2016 Cannes Film Festival: top five silver screen funerals
13 May 2016
This week we celebrate the start of the 2016 Cannes Film Festival, as we look back at the most memorable funerals ever to hit the silver screen.
Live and Let Die (1973)
Who better to begin with than international man of mystery, Bond, James Bond. The opening scene of this instalment takes place in New Orleans where a nonchalant British Secret Agent watches the slow march of a funeral parade. But he becomes a lot more involved than he would have hoped when he is killed and bundled into the coffin whereupon the mourners break into colour and dance.
Wedding Crashers (2005)
The phrase ‘never meet your heroes’ is illustrated to perfection when Vince Vaughan and Owen Wilson meet the inspiration behind their spate of wedding crashes. When they realise he has tapped into an entirely new phenomenon of crashing funerals to meet potential suitors, they retreat quickly for a long hard look in the mirror.
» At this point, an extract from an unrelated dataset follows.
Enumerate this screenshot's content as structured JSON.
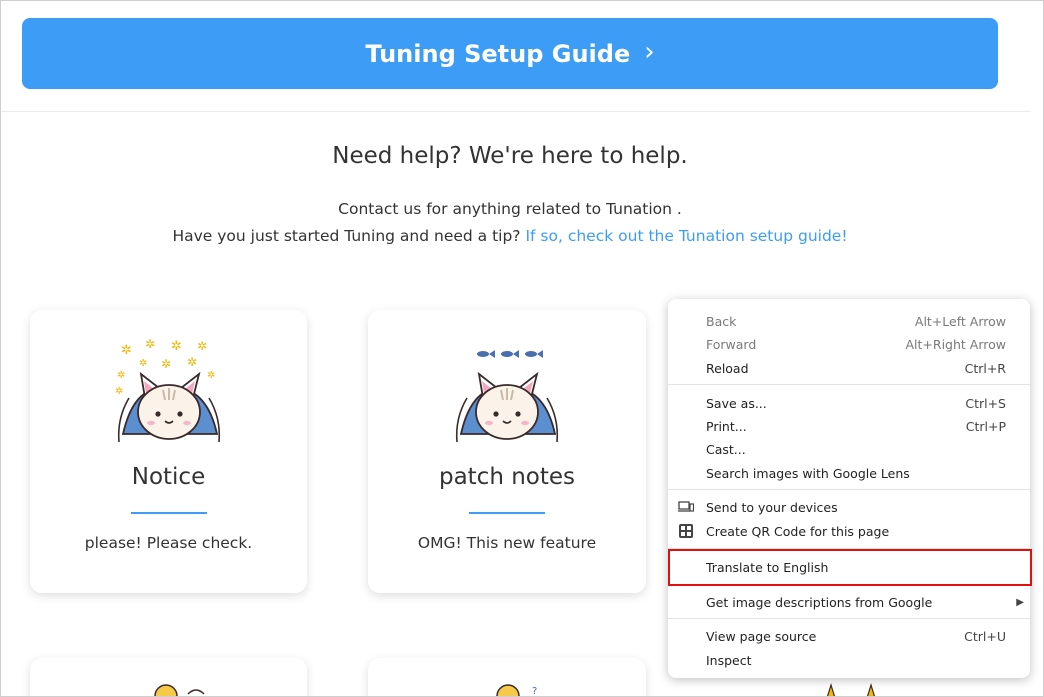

The Godfather (1972)
When Marlon Brando’s Vito Corleone collapses in the orange garden outside his house it spells the beginning of a troubled time for the family. But the funeral itself provides interesting insight into Sicilian culture, with giant ostentatious headstones and dazzling floral arrangements as guests line up to present the family with single roses.
The Third Man (1949)
No one talks about the significance of the funeral scene in this critically acclaimed Orson Welles drama but in truth this scene kicked off the entire plot. Purposeless novelist Holly Martins meets Harry Limes at the funeral of a mutual friend as the story of the deceased’s suspicious death becomes clearer through the pooling of information.
Four Weddings and a Funeral (1994)
Even Hugh Grant was momentarily outshone in this excellent romance film by John Hannah’s punctuating reading of W.H. Auden’s ‘Funeral Blues’. Eulogising the ceremony of his lover, Hannah read: “My noon, my midnight, my talk, my song. I thought that love would last forever: I was wrong.”